Link to the University of Pittsburgh Homepage
Link to the University Library System Homepage Link to the Contact Us Form

Sample size estimation and power calculations for vaccine efficacy trials for exceedingly rare diseases

Loiacono, Matthew M (2018) Sample size estimation and power calculations for vaccine efficacy trials for exceedingly rare diseases. Master's Thesis, University of Pittsburgh. (Unpublished)

Submitted Version

Download (1MB) | Preview


The implementation of vaccines is one of the most profound advancements in the world of public health. While the scientific process underlying vaccine development is important, determining a vaccine’s efficacy and safety profile would not be possible without vaccine efficacy trials. In terms of trial design, sample size estimation is one of the essential considerations to be made, ensuring that the trial achieves the targeted power, minimizing chances of a false-negative finding.
An often considered hypothesis for such trials is testing if a new vaccine is more efficacious than a placebo or the current standard-of-care. We investigated two relevant methods, the Z-Test Normal Approximation and the Exact Conditional Test under Poisson Assumption as presented by Chan and Bohidar. While the Normal Approximation is a generally acceptable method, the Exact Conditional approach may be better suited for trials with low disease incidence.
In this Thesis, we develop SAS code for estimating sample size via both methods, in addition to calculating exact power. Sample size and power calculations are performed under a range of different scenarios, stratified by high, intermediate, and low incidence of disease in the control group. Furthermore, under each scenario, simulations are utilized to evaluate the performance of the Exact Conditional approach.
Both methods are generally reasonable approaches to sample size estimation and power calculations for vaccine efficacy trials. In trials of higher disease incidence, the Normal Approximation is simpler to implement, and should adequately power the trial. For scenarios of low incidence (< 0.01), the Exact Conditional approach may be more favorable, as it may provide greater power to the trial. To minimize the chance of an underpowered trial, we propose implementing a strategic inflation of sample size. Lastly, we highlight the importance of congruency between methods used for sample size estimation, trial design, and data analysis.
Public Health Significance: Vaccine efficacy trials are required for vaccine licensure and distribution to the public. A robustly estimated sample size is crucial, as it ensures a trial is adequately powered, thereby improving the odds of obtaining conclusive results. The methods investigated here represent viable approaches to sample size estimation for such trials.

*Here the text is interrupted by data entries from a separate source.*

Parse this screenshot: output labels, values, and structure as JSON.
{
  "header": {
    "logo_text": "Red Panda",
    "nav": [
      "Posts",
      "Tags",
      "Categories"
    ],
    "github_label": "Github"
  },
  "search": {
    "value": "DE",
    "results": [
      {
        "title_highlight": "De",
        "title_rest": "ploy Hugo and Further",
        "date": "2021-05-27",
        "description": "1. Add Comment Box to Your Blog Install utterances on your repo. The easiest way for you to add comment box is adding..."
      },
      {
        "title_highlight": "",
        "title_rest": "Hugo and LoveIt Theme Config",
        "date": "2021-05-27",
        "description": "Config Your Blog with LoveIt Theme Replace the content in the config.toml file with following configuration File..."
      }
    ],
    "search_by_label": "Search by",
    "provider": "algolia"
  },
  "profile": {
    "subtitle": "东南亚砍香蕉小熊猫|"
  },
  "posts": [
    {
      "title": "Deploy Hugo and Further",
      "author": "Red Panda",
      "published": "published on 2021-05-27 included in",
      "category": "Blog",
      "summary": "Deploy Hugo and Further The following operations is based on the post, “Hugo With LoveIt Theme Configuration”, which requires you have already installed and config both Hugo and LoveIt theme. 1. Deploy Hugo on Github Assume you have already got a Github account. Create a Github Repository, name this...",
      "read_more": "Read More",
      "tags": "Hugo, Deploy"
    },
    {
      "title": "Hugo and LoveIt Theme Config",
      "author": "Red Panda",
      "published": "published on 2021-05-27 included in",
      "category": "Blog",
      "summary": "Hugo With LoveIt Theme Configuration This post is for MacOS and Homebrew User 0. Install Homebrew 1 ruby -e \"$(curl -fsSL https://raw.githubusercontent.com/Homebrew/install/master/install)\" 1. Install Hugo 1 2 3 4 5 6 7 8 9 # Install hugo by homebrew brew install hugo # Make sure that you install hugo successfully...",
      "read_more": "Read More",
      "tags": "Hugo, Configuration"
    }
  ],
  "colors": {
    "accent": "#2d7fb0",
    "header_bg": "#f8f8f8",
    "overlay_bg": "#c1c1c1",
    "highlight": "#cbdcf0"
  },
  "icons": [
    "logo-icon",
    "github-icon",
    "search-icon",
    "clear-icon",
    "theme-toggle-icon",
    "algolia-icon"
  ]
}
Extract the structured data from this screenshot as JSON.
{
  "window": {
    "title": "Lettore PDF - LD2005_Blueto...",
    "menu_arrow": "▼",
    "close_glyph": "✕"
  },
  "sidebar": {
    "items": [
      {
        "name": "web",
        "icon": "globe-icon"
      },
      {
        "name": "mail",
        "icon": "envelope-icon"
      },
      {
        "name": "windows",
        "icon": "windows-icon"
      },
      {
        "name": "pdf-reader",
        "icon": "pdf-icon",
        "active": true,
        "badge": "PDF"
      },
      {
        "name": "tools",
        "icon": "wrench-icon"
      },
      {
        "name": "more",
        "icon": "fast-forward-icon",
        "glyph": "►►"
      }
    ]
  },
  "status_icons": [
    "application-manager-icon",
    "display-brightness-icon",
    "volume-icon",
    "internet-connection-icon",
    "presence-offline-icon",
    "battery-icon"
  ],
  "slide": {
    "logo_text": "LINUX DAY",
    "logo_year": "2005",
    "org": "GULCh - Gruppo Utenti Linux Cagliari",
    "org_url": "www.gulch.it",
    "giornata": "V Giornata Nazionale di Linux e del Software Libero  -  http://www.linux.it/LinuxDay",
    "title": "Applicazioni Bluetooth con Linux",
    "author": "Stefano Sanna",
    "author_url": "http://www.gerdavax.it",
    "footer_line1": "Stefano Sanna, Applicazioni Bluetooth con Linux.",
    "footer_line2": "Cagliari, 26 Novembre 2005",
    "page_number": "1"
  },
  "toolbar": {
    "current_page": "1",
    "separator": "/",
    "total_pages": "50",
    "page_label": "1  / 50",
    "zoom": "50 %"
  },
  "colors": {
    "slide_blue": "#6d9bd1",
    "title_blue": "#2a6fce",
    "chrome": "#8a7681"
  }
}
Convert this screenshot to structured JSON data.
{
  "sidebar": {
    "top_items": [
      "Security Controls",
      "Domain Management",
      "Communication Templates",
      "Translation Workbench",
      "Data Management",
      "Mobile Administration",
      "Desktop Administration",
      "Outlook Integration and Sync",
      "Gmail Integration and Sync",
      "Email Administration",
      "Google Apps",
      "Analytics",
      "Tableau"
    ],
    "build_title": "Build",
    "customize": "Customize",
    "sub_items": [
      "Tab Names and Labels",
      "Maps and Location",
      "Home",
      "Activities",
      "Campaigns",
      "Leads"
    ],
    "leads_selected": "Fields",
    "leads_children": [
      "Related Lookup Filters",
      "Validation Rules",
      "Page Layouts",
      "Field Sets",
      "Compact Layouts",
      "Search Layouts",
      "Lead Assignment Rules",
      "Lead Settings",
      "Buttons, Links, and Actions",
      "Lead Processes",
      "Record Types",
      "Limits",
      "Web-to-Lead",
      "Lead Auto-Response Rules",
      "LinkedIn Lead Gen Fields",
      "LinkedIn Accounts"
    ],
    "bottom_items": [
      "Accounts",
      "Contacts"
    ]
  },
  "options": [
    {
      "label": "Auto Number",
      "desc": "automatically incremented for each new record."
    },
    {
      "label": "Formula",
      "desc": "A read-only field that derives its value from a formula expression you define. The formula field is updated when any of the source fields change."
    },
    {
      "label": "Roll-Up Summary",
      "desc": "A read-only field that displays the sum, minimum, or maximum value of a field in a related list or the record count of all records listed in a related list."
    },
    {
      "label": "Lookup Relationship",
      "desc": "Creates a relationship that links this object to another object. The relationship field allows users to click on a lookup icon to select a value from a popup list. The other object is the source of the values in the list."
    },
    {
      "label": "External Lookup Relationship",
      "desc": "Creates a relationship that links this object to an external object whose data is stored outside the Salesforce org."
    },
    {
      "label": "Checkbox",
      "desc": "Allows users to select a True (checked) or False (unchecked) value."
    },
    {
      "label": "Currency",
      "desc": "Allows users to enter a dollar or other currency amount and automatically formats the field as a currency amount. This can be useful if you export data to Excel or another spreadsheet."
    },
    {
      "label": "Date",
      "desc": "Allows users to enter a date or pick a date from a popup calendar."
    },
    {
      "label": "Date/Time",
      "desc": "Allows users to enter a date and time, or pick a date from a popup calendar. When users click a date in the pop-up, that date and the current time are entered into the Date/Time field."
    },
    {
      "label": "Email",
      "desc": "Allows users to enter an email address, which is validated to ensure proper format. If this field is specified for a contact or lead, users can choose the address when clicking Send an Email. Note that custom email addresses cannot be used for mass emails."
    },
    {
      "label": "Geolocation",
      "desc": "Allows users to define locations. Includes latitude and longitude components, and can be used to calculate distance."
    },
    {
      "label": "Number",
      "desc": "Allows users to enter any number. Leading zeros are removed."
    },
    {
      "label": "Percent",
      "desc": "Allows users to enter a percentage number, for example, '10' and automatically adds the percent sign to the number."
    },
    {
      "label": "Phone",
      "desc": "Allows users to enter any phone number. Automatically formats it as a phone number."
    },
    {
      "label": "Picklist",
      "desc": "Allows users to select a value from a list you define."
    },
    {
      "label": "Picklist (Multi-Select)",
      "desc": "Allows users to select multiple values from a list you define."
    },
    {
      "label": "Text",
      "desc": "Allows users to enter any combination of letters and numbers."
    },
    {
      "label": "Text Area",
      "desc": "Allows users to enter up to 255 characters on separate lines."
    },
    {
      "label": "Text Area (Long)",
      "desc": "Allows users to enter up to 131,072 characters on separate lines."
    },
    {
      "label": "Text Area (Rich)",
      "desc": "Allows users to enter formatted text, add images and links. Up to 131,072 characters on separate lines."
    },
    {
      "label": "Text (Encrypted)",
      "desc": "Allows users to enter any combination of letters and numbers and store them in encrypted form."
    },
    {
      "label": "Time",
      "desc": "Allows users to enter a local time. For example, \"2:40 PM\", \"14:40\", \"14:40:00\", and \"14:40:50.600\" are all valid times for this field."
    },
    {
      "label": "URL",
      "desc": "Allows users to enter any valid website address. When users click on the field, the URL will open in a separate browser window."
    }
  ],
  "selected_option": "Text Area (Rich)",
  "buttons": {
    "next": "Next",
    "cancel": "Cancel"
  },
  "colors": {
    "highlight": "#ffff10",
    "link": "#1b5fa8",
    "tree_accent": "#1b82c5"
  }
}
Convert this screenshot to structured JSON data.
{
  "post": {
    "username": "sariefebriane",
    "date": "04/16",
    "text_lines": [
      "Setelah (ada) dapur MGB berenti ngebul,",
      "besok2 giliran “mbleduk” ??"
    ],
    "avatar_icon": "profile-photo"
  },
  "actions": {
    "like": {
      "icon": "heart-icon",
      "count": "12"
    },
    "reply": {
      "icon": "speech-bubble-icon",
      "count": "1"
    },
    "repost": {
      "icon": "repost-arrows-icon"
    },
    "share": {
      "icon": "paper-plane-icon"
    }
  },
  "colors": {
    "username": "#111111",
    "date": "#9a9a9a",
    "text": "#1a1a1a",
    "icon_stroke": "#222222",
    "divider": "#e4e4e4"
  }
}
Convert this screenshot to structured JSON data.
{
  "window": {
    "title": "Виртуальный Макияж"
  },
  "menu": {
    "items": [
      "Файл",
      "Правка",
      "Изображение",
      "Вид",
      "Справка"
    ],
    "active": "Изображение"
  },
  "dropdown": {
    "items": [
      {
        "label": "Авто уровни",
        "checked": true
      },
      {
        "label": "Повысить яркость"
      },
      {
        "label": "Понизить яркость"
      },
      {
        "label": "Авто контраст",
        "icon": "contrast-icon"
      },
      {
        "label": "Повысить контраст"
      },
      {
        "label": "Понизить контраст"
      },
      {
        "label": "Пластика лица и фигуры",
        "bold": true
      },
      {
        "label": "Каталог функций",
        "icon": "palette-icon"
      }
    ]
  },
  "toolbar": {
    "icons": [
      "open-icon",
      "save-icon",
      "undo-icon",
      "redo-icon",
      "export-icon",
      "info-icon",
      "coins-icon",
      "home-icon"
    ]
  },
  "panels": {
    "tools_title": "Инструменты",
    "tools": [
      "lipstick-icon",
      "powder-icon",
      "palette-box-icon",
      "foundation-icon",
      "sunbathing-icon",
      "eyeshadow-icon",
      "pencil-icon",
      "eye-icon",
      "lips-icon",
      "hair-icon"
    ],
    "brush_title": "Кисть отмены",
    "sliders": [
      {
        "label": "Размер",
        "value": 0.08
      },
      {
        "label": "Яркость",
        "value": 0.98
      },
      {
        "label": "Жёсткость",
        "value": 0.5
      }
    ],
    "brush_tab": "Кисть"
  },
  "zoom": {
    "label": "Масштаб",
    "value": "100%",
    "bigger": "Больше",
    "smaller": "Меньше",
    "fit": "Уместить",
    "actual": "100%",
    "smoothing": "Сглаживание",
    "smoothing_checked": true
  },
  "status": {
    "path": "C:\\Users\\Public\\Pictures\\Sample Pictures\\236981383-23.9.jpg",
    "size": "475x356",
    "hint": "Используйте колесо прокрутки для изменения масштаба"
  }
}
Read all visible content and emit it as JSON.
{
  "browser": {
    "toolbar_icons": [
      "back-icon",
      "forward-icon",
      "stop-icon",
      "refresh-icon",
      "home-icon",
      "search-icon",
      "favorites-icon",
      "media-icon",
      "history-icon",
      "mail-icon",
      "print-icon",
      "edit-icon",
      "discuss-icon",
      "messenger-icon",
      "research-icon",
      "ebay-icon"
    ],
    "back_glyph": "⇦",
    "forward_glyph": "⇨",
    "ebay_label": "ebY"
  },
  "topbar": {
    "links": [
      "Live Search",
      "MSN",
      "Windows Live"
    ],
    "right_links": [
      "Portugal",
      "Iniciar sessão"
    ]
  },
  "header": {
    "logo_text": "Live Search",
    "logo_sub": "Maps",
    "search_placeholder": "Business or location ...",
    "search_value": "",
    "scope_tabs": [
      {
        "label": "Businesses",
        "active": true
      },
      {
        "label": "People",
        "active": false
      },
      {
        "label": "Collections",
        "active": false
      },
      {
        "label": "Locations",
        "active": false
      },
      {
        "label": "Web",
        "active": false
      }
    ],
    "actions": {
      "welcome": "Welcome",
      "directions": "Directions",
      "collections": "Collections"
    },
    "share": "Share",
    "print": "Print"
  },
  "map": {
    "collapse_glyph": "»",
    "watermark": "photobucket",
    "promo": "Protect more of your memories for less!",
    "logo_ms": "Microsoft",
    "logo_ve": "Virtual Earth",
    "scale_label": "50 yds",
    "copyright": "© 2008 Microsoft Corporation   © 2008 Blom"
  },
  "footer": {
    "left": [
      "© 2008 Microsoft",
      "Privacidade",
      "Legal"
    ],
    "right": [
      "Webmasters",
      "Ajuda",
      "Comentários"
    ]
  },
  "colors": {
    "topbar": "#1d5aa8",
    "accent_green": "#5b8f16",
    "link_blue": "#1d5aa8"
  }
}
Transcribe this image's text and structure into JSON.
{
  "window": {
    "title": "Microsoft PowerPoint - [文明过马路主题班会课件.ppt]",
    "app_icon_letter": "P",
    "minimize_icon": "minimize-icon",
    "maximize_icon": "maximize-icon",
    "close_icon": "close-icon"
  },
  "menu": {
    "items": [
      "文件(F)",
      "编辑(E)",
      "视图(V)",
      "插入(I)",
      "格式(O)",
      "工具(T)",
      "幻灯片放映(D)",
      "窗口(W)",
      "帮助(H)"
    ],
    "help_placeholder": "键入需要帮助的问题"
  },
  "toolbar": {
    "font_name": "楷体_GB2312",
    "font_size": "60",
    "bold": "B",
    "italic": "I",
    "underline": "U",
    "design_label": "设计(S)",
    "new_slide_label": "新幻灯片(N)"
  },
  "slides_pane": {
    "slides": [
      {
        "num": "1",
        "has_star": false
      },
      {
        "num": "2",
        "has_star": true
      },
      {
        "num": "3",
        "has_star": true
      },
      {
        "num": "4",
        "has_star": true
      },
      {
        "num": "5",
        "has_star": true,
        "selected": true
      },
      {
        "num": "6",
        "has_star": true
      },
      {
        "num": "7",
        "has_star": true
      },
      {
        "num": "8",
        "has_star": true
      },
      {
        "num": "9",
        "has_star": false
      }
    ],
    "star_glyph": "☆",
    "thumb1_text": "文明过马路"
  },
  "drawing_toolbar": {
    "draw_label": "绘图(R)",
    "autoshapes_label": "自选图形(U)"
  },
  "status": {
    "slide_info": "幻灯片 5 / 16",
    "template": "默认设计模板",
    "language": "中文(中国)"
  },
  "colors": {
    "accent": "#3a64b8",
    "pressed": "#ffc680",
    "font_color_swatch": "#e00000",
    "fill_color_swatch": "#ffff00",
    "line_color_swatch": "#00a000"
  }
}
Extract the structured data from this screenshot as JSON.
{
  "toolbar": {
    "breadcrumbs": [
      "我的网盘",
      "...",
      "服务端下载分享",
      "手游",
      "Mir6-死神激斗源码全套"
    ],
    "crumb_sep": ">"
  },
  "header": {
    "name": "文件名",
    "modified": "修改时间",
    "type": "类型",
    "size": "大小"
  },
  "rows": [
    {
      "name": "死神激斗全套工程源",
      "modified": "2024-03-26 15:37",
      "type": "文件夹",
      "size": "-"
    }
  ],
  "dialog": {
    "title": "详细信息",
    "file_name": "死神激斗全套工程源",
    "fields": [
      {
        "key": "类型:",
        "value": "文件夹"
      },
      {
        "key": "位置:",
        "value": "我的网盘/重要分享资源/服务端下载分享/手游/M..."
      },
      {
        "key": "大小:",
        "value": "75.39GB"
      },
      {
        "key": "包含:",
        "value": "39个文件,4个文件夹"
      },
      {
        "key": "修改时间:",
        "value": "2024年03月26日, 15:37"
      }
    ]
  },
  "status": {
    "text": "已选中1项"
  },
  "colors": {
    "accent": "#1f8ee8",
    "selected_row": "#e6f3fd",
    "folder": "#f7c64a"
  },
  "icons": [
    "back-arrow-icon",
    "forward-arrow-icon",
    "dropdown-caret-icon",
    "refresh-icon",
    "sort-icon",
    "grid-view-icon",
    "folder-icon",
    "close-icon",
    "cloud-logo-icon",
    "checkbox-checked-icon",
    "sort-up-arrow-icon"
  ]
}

Social Networking:
Share |


Item Type: University of Pittsburgh ETD
Status: Unpublished
CreatorsEmailPitt UsernameORCID
Loiacono, Matthew MMAL274@pitt.eduMAL2740000-0001-8100-465X
ETD Committee:
TitleMemberEmail AddressPitt UsernameORCID
Thesis AdvisorBandos, Hannahab7@pitt.edu0000-0003-1798-8054
Committee MemberKrafty, Robertrkrafty@pitt.edu0000-0003-1478-6430
Committee MemberVan Panhuis, Wilbertwilbert.van.panhuis@pitt.edu0000-0002-7278-9982
Date: 28 June 2018
Date Type: Publication
Defense Date: 11 April 2018
Approval Date: 28 June 2018
Submission Date: 28 March 2018
Access Restriction: No restriction; Release the ETD for access worldwide immediately.
Number of Pages: 46
Institution: University of Pittsburgh
Schools and Programs: School of Public Health > Biostatistics
Degree: MS - Master of Science
Thesis Type: Master's Thesis
Refereed: Yes
Uncontrolled Keywords: sample size estimation vaccine efficacy trial
Date Deposited: 28 Jun 2018 20:10
Last Modified: 03 Jul 2018 13:38


Monthly Views for the past 3 years

Plum Analytics

Actions (login required)

View Item View Item